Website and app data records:
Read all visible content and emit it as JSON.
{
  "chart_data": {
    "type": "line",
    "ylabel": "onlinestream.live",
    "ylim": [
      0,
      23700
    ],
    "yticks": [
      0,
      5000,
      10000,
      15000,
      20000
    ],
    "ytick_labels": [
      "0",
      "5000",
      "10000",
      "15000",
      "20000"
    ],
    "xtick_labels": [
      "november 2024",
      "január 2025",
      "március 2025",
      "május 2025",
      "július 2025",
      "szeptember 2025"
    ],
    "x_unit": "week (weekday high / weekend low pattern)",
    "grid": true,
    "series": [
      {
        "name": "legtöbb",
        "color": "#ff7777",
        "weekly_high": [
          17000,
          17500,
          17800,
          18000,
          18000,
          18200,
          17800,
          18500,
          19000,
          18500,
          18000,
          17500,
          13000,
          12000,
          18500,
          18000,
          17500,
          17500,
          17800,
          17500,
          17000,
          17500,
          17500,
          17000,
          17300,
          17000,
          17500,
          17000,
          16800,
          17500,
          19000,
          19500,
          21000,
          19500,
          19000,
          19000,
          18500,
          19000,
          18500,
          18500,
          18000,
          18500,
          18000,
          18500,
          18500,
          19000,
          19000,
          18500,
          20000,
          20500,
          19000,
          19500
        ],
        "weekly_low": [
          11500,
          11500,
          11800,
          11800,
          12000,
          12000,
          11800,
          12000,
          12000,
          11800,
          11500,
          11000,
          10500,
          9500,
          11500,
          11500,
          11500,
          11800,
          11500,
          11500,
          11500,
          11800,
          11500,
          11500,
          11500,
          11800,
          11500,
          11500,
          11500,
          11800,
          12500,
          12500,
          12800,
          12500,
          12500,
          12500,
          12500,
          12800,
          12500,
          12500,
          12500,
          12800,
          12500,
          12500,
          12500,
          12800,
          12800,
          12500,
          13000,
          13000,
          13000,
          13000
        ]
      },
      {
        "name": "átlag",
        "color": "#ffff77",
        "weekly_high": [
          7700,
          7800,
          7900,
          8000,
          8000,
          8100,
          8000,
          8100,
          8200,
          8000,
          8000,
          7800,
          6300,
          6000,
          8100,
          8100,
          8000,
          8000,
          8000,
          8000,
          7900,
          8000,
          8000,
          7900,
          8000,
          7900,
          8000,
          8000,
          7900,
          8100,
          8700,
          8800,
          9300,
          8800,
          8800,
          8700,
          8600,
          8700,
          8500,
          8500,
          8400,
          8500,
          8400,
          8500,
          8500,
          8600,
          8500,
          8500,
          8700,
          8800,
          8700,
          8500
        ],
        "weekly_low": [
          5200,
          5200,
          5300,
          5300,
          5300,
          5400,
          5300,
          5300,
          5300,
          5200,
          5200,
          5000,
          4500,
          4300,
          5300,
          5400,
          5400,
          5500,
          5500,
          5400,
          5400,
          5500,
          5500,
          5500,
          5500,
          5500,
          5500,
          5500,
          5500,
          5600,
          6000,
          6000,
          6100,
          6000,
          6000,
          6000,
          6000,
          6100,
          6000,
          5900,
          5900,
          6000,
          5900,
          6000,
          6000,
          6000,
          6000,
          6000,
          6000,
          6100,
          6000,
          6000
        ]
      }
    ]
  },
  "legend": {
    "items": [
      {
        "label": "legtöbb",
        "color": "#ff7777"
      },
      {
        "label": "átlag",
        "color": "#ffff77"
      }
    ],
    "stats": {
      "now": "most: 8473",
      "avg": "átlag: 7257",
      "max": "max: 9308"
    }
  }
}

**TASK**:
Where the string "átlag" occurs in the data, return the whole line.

**COMPLETED TASK**:
        "name": "átlag",
        "label": "átlag",
      "avg": "átlag: 7257",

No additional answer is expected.